The next, unrelated status update in my Facebook feed read, “Are you avoiding talking about race because it makes you uncomfortable or because you just don’t care?” “Huh,” I thought, “I don’t talk about race because I don’t have the mental or emotional energy to do so.” Because I don’t face racism on a day-to-day basis and instead spend my life trying to manage a debilitating chronic illness, the topic doesn’t come up for me much. On the rare occasion I’m having an intellectual debate, race may be mentioned, but it isn’t part of my daily life (nor are intellectual debates these days).

Answered in the frame of my friend’s binary question, I don’t talk about race because I just don’t care. That is so not true.

Everyone has a “cause” they want other people care about, whether it is race, homophobia, autism, or migraine. Yet, every “target” of a movement or campaign has a finite amount of energy and attention. We care most about what has the greatest impact on our own lives. This isn’t selfish or uncompassionate, but a matter of allotting our limited resources to cope with this incredibly difficult task called life.

I want nothing more than for people to understand how severe migraine can be and the emotional and physical toll it can take. I want this not only for patients and their loved ones, but for society as a whole. My friend probably has similarly ambitious desires related to race. Yet, instead of energizing me to action, her comment left me feeling guilty because my daily struggle keeps me from pursing other important problems.

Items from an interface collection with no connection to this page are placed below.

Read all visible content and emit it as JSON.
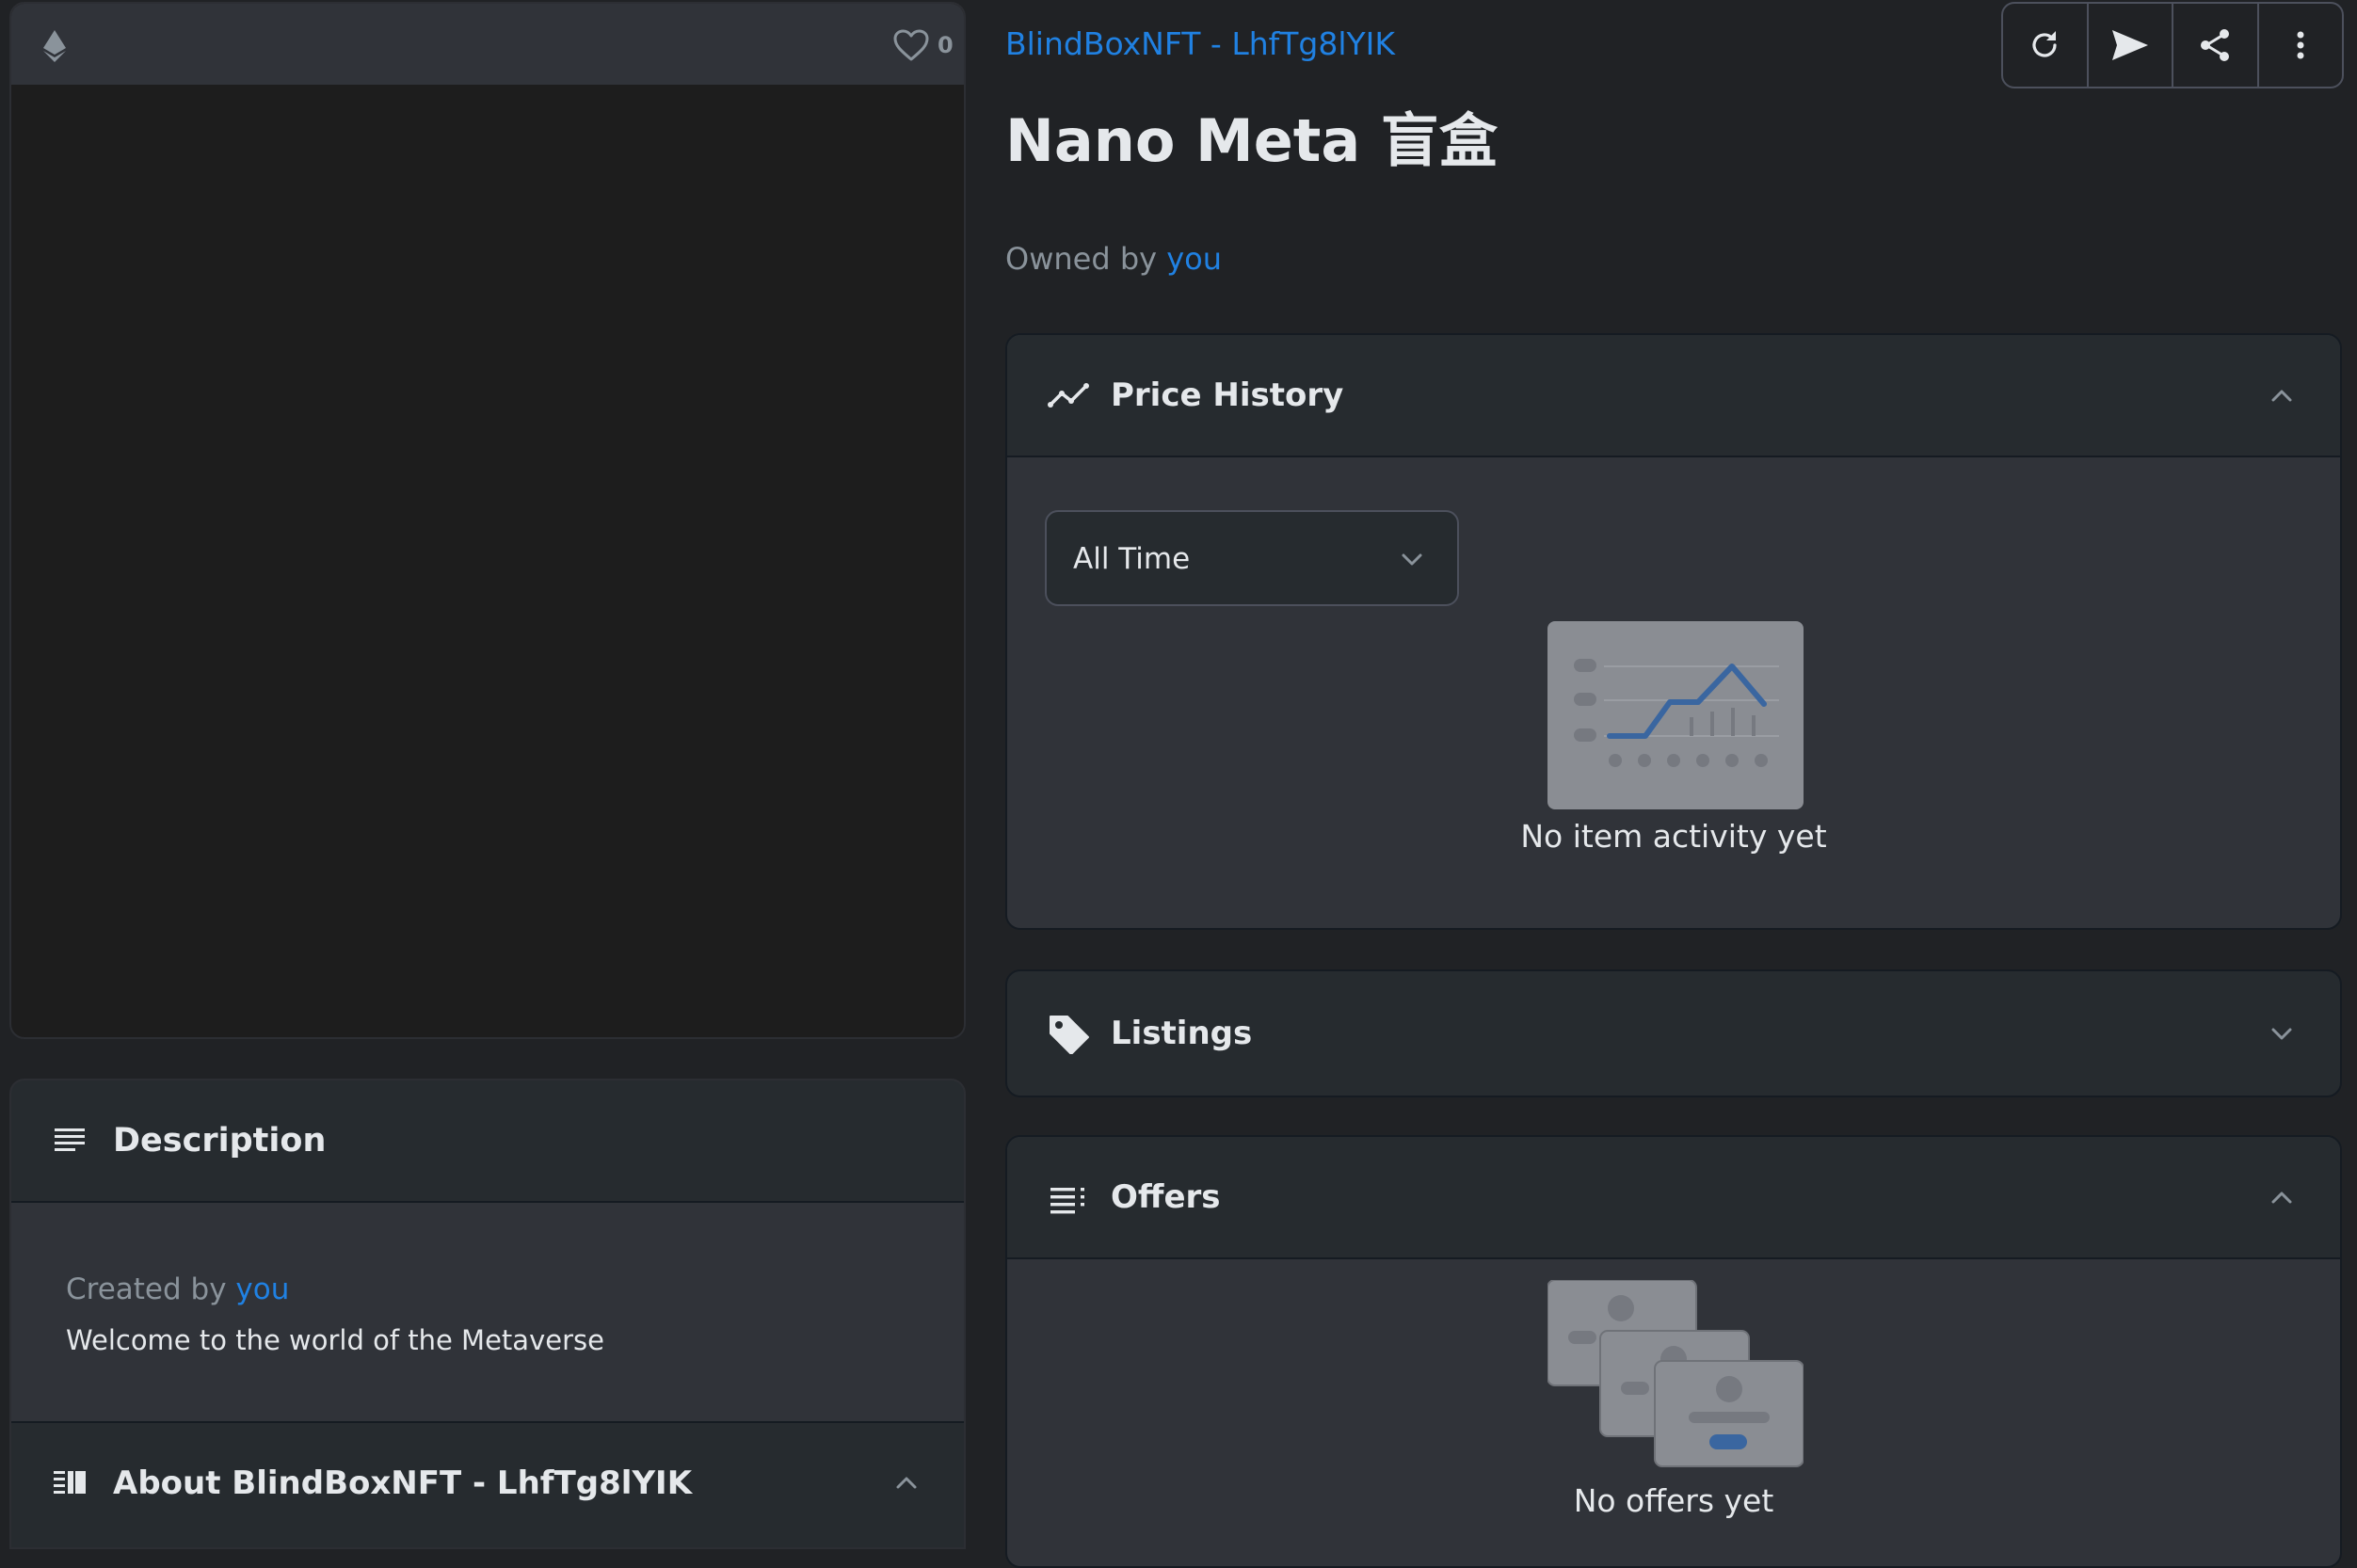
{
  "media": {
    "chain_icon": "ethereum-icon",
    "favorites_count": "0"
  },
  "description": {
    "title": "Description",
    "created_by_prefix": "Created by",
    "created_by_name": "you",
    "text": "Welcome to the world of the Metaverse"
  },
  "about": {
    "title": "About BlindBoxNFT - LhfTg8lYIK"
  },
  "item": {
    "collection": "BlindBoxNFT - LhfTg8lYIK",
    "title": "Nano Meta 盲盒",
    "owned_by_prefix": "Owned by",
    "owner": "you"
  },
  "toolbar": {
    "buttons": [
      "refresh-icon",
      "send-icon",
      "share-icon",
      "more-vertical-icon"
    ]
  },
  "price_history": {
    "title": "Price History",
    "filter_value": "All Time",
    "empty_text": "No item activity yet"
  },
  "listings": {
    "title": "Listings"
  },
  "offers": {
    "title": "Offers",
    "empty_text": "No offers yet"
  },
  "colors": {
    "background": "#202225",
    "panel": "#303339",
    "panel_header": "#262b2f",
    "link": "#2081e2",
    "muted_text": "#8a939b"
  }
}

We can’t guilt people into action, nor can we force other people to take up the fight for an issue that doesn’t impact their daily lives. How, then, do we get non-migraineurs to care? This is an issue I discussed many times at the American Headache Society symposium in November and every conversation raised more questions than solutions. I’m working on a list of ideas, which I will share soon.

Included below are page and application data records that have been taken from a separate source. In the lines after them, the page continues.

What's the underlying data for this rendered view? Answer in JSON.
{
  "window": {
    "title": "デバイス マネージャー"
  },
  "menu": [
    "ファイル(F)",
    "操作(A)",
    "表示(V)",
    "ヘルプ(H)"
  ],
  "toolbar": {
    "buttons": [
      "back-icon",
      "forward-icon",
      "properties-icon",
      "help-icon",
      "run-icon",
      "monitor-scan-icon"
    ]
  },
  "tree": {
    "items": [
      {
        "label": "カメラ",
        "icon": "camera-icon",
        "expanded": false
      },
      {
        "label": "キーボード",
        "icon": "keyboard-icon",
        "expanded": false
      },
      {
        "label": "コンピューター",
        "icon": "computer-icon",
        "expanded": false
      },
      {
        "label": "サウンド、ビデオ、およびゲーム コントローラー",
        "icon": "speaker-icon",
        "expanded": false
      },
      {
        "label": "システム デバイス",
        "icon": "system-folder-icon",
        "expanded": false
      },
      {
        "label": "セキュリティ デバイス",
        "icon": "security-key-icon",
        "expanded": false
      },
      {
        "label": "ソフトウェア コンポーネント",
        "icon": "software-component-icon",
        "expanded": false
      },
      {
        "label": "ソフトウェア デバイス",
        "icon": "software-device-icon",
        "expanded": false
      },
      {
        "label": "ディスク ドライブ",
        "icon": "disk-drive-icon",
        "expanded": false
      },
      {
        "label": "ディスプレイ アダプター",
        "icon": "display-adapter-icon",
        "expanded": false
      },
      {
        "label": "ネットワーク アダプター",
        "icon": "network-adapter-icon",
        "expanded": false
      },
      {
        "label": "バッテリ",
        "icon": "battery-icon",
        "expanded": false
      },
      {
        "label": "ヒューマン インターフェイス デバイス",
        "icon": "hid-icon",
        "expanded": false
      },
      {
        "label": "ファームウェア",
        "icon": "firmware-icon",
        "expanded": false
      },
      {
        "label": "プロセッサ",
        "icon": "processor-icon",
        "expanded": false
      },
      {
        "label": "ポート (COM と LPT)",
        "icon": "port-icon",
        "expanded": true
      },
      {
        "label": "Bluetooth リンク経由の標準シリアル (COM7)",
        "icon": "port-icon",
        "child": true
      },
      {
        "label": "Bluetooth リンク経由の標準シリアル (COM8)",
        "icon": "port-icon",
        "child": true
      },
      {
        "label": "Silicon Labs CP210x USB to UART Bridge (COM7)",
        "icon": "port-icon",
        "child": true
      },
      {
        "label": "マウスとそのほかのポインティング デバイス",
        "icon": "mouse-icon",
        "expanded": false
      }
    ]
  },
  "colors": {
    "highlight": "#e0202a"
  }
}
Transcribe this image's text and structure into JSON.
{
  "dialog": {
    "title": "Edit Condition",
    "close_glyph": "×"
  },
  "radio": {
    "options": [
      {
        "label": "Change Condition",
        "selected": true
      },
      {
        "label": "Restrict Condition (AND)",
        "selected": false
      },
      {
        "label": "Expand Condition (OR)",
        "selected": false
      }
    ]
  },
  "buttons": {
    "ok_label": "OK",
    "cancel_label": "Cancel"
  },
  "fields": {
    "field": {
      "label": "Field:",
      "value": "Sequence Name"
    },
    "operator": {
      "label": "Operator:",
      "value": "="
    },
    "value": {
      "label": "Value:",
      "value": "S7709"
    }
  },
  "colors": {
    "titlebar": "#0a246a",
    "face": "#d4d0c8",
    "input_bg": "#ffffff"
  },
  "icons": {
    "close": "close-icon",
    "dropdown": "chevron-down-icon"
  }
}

In the meantime, I want to hear from you: What do you do to help non-migrainuers understand the potential severity and debility of this illness? What other things could be done, whether by you, patients and their families, advocates, or headache specialists? How do we make people care about migraine?

By

Survey: What Do Others Think of Your Migraines?

From people thinking they’re playing hooky or trying to get attention to being told to get over their “headaches,” every migraineur has stories of appalling comments or behavior from friends, family, teachers, bosses, coworkers, and even strangers. Here’s your chance to tell your story. Complete this short, anonymous survey to help researchers better understand perceptions of migraine. The data gathered will be used to benefit other migraineurs and the health care professionals who work with us, as well as to educate the public at large.

Learn more about the survey in this writeup by Dawn Marcus, MD, headache specialist and lead researcher for this study: Research Opportunity: What do others think about your migraine?

The survey’s open through the end of April (which is tomorrow!), so submit your response now.